Task objective:
The following entries are to be retyped in full, exactly as written.

Data records for software interfaces:
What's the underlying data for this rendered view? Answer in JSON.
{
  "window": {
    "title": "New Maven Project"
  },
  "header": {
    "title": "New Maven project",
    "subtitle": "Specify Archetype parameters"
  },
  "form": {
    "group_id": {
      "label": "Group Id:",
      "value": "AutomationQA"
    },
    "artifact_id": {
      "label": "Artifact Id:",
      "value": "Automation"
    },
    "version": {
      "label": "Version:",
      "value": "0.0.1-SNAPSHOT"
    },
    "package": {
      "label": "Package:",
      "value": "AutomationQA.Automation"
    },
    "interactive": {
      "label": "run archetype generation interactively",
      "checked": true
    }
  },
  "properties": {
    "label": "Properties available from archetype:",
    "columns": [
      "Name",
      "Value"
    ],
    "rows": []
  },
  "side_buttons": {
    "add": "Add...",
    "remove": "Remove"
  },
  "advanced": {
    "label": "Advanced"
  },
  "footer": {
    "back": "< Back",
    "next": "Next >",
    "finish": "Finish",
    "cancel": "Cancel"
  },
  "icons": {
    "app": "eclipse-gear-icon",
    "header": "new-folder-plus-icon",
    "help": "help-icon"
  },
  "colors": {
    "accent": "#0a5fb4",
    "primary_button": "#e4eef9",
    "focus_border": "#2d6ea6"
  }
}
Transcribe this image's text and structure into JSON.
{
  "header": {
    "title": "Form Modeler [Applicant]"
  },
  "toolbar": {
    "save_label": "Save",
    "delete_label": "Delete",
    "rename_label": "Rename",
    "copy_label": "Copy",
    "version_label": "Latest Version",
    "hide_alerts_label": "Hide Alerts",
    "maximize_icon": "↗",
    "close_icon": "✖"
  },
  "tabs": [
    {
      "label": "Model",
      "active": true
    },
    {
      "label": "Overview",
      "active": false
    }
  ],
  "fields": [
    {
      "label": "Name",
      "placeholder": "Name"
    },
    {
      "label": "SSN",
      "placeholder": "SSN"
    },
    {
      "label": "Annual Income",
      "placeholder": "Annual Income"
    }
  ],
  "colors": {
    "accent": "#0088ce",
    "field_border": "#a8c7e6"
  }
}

Solution to this exercise:
What's the underlying data for this rendered view? Answer in JSON.
{
  "window": {
    "title": "New Maven Project"
  },
  "header": {
    "title": "New Maven project",
    "subtitle": "Specify Archetype parameters"
  },
  "form": {
    "group_id": {
      "label": "Group Id:",
      "value": "AutomationQA"
    },
    "artifact_id": {
      "label": "Artifact Id:",
      "value": "Automation"
    },
    "version": {
      "label": "Version:",
      "value": "0.0.1-SNAPSHOT"
    },
    "package": {
      "label": "Package:",
      "value": "AutomationQA.Automation"
    },
    "interactive": {
      "label": "run archetype generation interactively",
      "checked": true
    }
  },
  "properties": {
    "label": "Properties available from archetype:",
    "columns": [
      "Name",
      "Value"
    ],
    "rows": []
  },
  "side_buttons": {
    "add": "Add...",
    "remove": "Remove"
  },
  "advanced": {
    "label": "Advanced"
  },
  "footer": {
    "back": "< Back",
    "next": "Next >",
    "finish": "Finish",
    "cancel": "Cancel"
  },
  "icons": {
    "app": "eclipse-gear-icon",
    "header": "new-folder-plus-icon",
    "help": "help-icon"
  },
  "colors": {
    "accent": "#0a5fb4",
    "primary_button": "#e4eef9",
    "focus_border": "#2d6ea6"
  }
}
Transcribe this image's text and structure into JSON.
{
  "header": {
    "title": "Form Modeler [Applicant]"
  },
  "toolbar": {
    "save_label": "Save",
    "delete_label": "Delete",
    "rename_label": "Rename",
    "copy_label": "Copy",
    "version_label": "Latest Version",
    "hide_alerts_label": "Hide Alerts",
    "maximize_icon": "↗",
    "close_icon": "✖"
  },
  "tabs": [
    {
      "label": "Model",
      "active": true
    },
    {
      "label": "Overview",
      "active": false
    }
  ],
  "fields": [
    {
      "label": "Name",
      "placeholder": "Name"
    },
    {
      "label": "SSN",
      "placeholder": "SSN"
    },
    {
      "label": "Annual Income",
      "placeholder": "Annual Income"
    }
  ],
  "colors": {
    "accent": "#0088ce",
    "field_border": "#a8c7e6"
  }
}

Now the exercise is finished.